§ WORK INSTRUCTION: Write out every line below that includes the word "name".

§ PROVIDED INFORMATION:
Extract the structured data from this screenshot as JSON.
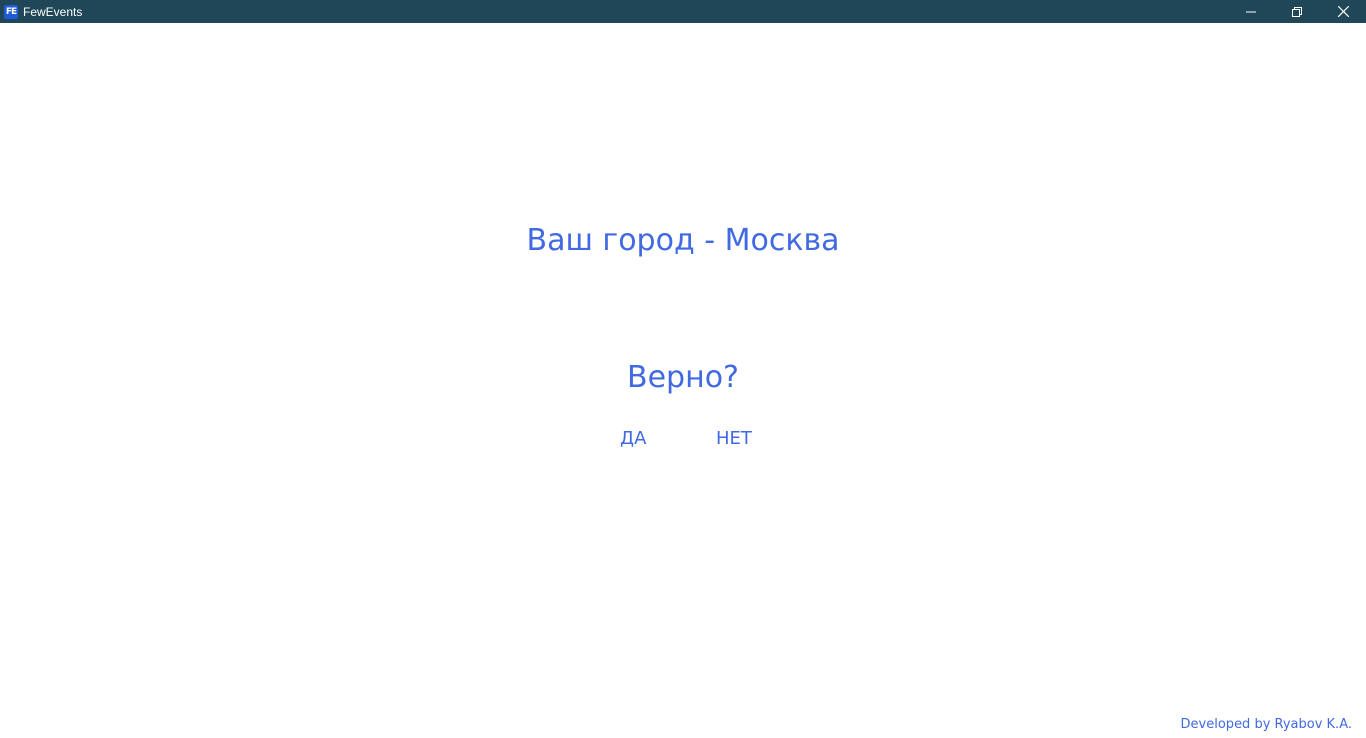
{
  "window": {
    "title": "FewEvents",
    "icon_label": "FE",
    "icon": "app-logo-icon"
  },
  "controls": {
    "minimize_icon": "minimize-icon",
    "maximize_icon": "restore-icon",
    "close_icon": "close-icon"
  },
  "main": {
    "headline": "Ваш город - Москва",
    "question": "Верно?",
    "yes_label": "ДА",
    "no_label": "НЕТ"
  },
  "footer": {
    "credit": "Developed by Ryabov K.A."
  },
  "colors": {
    "titlebar": "#1f4757",
    "accent": "#4169e1",
    "background": "#ffffff"
  }
}
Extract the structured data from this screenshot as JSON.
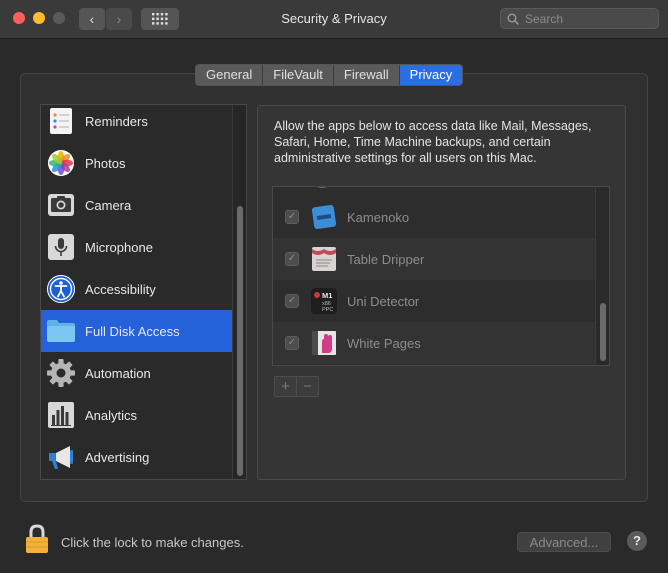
{
  "window": {
    "title": "Security & Privacy"
  },
  "toolbar": {
    "back_glyph": "‹",
    "forward_glyph": "›",
    "search_placeholder": "Search"
  },
  "tabs": [
    {
      "label": "General",
      "active": false
    },
    {
      "label": "FileVault",
      "active": false
    },
    {
      "label": "Firewall",
      "active": false
    },
    {
      "label": "Privacy",
      "active": true
    }
  ],
  "sidebar": {
    "items": [
      {
        "label": "Reminders",
        "icon": "reminders-icon"
      },
      {
        "label": "Photos",
        "icon": "photos-icon"
      },
      {
        "label": "Camera",
        "icon": "camera-icon"
      },
      {
        "label": "Microphone",
        "icon": "microphone-icon"
      },
      {
        "label": "Accessibility",
        "icon": "accessibility-icon"
      },
      {
        "label": "Full Disk Access",
        "icon": "folder-icon",
        "selected": true
      },
      {
        "label": "Automation",
        "icon": "gear-icon"
      },
      {
        "label": "Analytics",
        "icon": "analytics-icon"
      },
      {
        "label": "Advertising",
        "icon": "megaphone-icon"
      }
    ]
  },
  "main": {
    "description": "Allow the apps below to access data like Mail, Messages, Safari, Home, Time Machine backups, and certain administrative settings for all users on this Mac.",
    "apps": [
      {
        "name": "Kamenoko",
        "checked": true,
        "icon": "kamenoko-app-icon"
      },
      {
        "name": "Table Dripper",
        "checked": true,
        "icon": "table-dripper-app-icon"
      },
      {
        "name": "Uni Detector",
        "checked": true,
        "icon": "uni-detector-app-icon",
        "icon_text": [
          "M1",
          "x86",
          "PPC"
        ]
      },
      {
        "name": "White Pages",
        "checked": true,
        "icon": "white-pages-app-icon"
      }
    ],
    "add_label": "+",
    "remove_label": "−"
  },
  "footer": {
    "lock_text": "Click the lock to make changes.",
    "advanced_label": "Advanced...",
    "help_label": "?"
  },
  "colors": {
    "accent": "#2561d9",
    "tab_active": "#2b6ee4",
    "lock": "#f0b23a"
  }
}
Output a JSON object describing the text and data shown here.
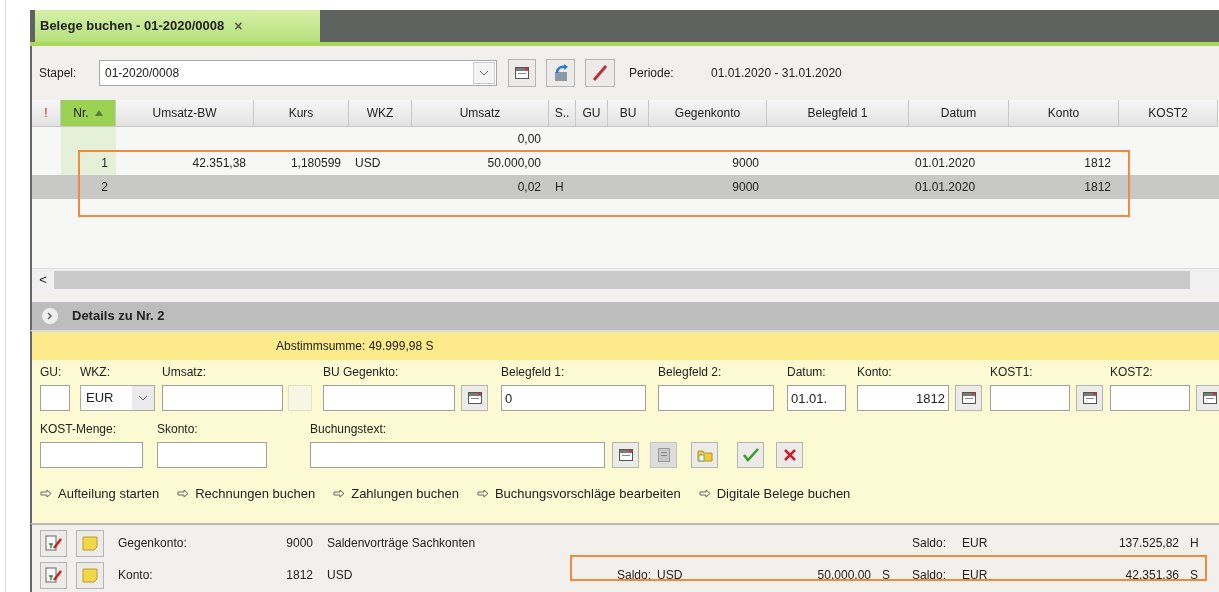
{
  "window": {
    "tab_title": "Belege buchen  - 01-2020/0008",
    "tab_close": "×"
  },
  "toolbar": {
    "stapel_label": "Stapel:",
    "stapel_value": "01-2020/0008",
    "periode_label": "Periode:",
    "periode_value": "01.01.2020 - 31.01.2020"
  },
  "table": {
    "columns": [
      {
        "label": "!",
        "sorted": false
      },
      {
        "label": "Nr.",
        "sorted": true
      },
      {
        "label": "Umsatz-BW",
        "sorted": false
      },
      {
        "label": "Kurs",
        "sorted": false
      },
      {
        "label": "WKZ",
        "sorted": false
      },
      {
        "label": "Umsatz",
        "sorted": false
      },
      {
        "label": "S..",
        "sorted": false
      },
      {
        "label": "GU",
        "sorted": false
      },
      {
        "label": "BU",
        "sorted": false
      },
      {
        "label": "Gegenkonto",
        "sorted": false
      },
      {
        "label": "Belegfeld 1",
        "sorted": false
      },
      {
        "label": "Datum",
        "sorted": false
      },
      {
        "label": "Konto",
        "sorted": false
      },
      {
        "label": "KOST2",
        "sorted": false
      }
    ],
    "rows": [
      {
        "selected": false,
        "cells": [
          null,
          null,
          null,
          null,
          null,
          "0,00",
          null,
          null,
          null,
          null,
          null,
          null,
          null,
          null
        ]
      },
      {
        "selected": false,
        "cells": [
          null,
          "1",
          "42.351,38",
          "1,180599",
          "USD",
          "50.000,00",
          null,
          null,
          null,
          "9000",
          null,
          "01.01.2020",
          "1812",
          null
        ]
      },
      {
        "selected": true,
        "cells": [
          null,
          "2",
          null,
          null,
          null,
          "0,02",
          "H",
          null,
          null,
          "9000",
          null,
          "01.01.2020",
          "1812",
          null
        ]
      }
    ],
    "scroll_left": "<"
  },
  "details": {
    "title": "Details zu Nr. 2",
    "expanded": false,
    "sum": "Abstimmsumme: 49.999,98 S",
    "fields_row1": [
      {
        "kind": "text",
        "label": "GU:"
      },
      {
        "kind": "combo",
        "label": "WKZ:",
        "value": "EUR"
      },
      {
        "kind": "text",
        "label": "Umsatz:"
      },
      {
        "kind": "blank"
      },
      {
        "kind": "lookup",
        "label": "BU Gegenkto:"
      },
      {
        "kind": "text",
        "label": "Belegfeld 1:",
        "value": "0"
      },
      {
        "kind": "text",
        "label": "Belegfeld 2:"
      },
      {
        "kind": "text",
        "label": "Datum:",
        "value": "01.01."
      },
      {
        "kind": "lookup",
        "label": "Konto:",
        "value": "1812"
      },
      {
        "kind": "lookup",
        "label": "KOST1:"
      },
      {
        "kind": "lookup",
        "label": "KOST2:"
      }
    ],
    "fields_row2": [
      {
        "kind": "text",
        "label": "KOST-Menge:"
      },
      {
        "kind": "text",
        "label": "Skonto:"
      },
      {
        "kind": "text",
        "label": "Buchungstext:"
      }
    ],
    "actions": [
      {
        "kind": "calendar",
        "disabled": false
      },
      {
        "kind": "document",
        "disabled": true
      },
      {
        "kind": "folder",
        "disabled": false
      },
      {
        "kind": "ok",
        "disabled": false
      },
      {
        "kind": "cancel",
        "disabled": false
      }
    ],
    "links": [
      "Aufteilung starten",
      "Rechnungen buchen",
      "Zahlungen buchen",
      "Buchungsvorschläge bearbeiten",
      "Digitale Belege buchen"
    ]
  },
  "accounts": [
    {
      "label": "Gegenkonto:",
      "number": "9000",
      "name": "Saldenvorträge Sachkonten",
      "saldo_label": "Saldo:",
      "saldo_currency": "EUR",
      "saldo_amount": "137.525,82",
      "saldo_side": "H"
    },
    {
      "label": "Konto:",
      "number": "1812",
      "name": "USD",
      "fx_saldo_label": "Saldo:",
      "fx_saldo_currency": "USD",
      "fx_saldo_amount": "50.000,00",
      "fx_saldo_side": "S",
      "saldo_label": "Saldo:",
      "saldo_currency": "EUR",
      "saldo_amount": "42.351,36",
      "saldo_side": "S"
    }
  ]
}
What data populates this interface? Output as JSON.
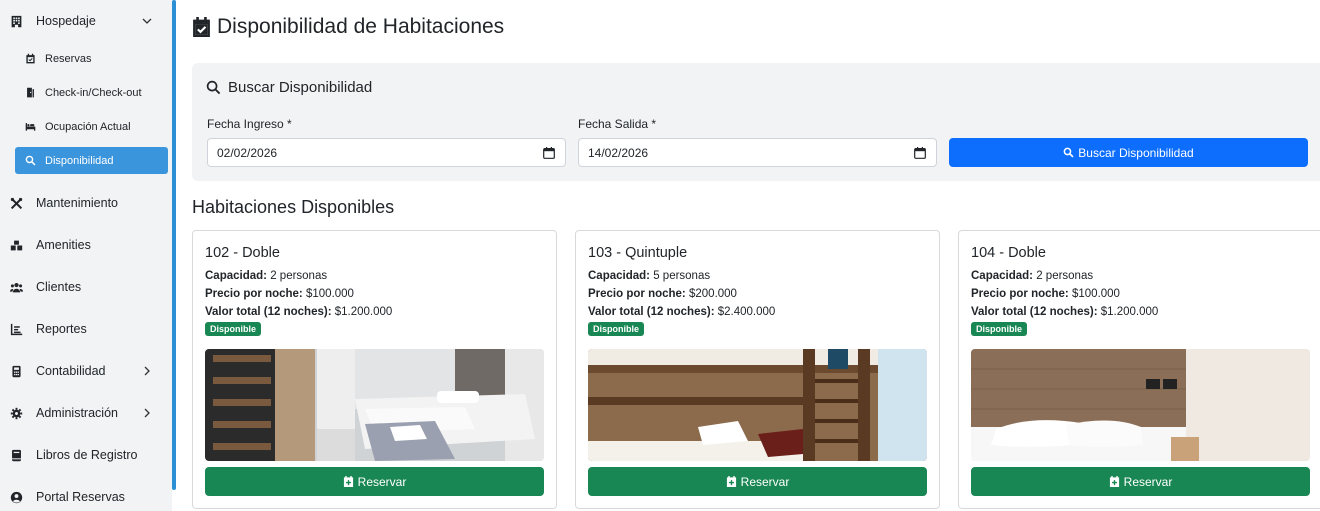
{
  "sidebar": {
    "hospedaje": "Hospedaje",
    "sub_items": [
      {
        "label": "Reservas"
      },
      {
        "label": "Check-in/Check-out"
      },
      {
        "label": "Ocupación Actual"
      },
      {
        "label": "Disponibilidad"
      }
    ],
    "items": [
      {
        "label": "Mantenimiento"
      },
      {
        "label": "Amenities"
      },
      {
        "label": "Clientes"
      },
      {
        "label": "Reportes"
      },
      {
        "label": "Contabilidad"
      },
      {
        "label": "Administración"
      },
      {
        "label": "Libros de Registro"
      },
      {
        "label": "Portal Reservas"
      }
    ]
  },
  "page": {
    "title": "Disponibilidad de Habitaciones"
  },
  "search": {
    "title": "Buscar Disponibilidad",
    "checkin_label": "Fecha Ingreso *",
    "checkin_value": "02/02/2026",
    "checkout_label": "Fecha Salida *",
    "checkout_value": "14/02/2026",
    "button_label": "Buscar Disponibilidad"
  },
  "results": {
    "title": "Habitaciones Disponibles",
    "capacity_label": "Capacidad:",
    "price_label": "Precio por noche:",
    "total_label": "Valor total (12 noches):",
    "reserve_label": "Reservar",
    "rooms": [
      {
        "name": "102 - Doble",
        "capacity": "2 personas",
        "price": "$100.000",
        "total": "$1.200.000",
        "status": "Disponible"
      },
      {
        "name": "103 - Quintuple",
        "capacity": "5 personas",
        "price": "$200.000",
        "total": "$2.400.000",
        "status": "Disponible"
      },
      {
        "name": "104 - Doble",
        "capacity": "2 personas",
        "price": "$100.000",
        "total": "$1.200.000",
        "status": "Disponible"
      }
    ]
  },
  "colors": {
    "primary": "#0d6efd",
    "success": "#198754",
    "sidebar_active": "#3b95dc",
    "panel_bg": "#f1f3f5"
  },
  "icons": {
    "hospedaje": "building-icon",
    "reservas": "calendar-check-icon",
    "checkin": "door-icon",
    "ocupacion": "bed-icon",
    "disponibilidad": "search-icon",
    "mantenimiento": "tools-icon",
    "amenities": "boxes-icon",
    "clientes": "users-icon",
    "reportes": "chart-icon",
    "contabilidad": "calculator-icon",
    "administracion": "gear-icon",
    "libros": "book-icon",
    "portal": "user-circle-icon"
  }
}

§ ANSWER FOR THIS EXERCISE:
        "name": "Kamenoko",
        "name": "Table Dripper",
        "name": "Uni Detector",
        "name": "White Pages",
      "name": "Saldenvorträge Sachkonten",
      "name": "USD",
        "name": "102 - Doble",
        "name": "103 - Quintuple",
        "name": "104 - Doble",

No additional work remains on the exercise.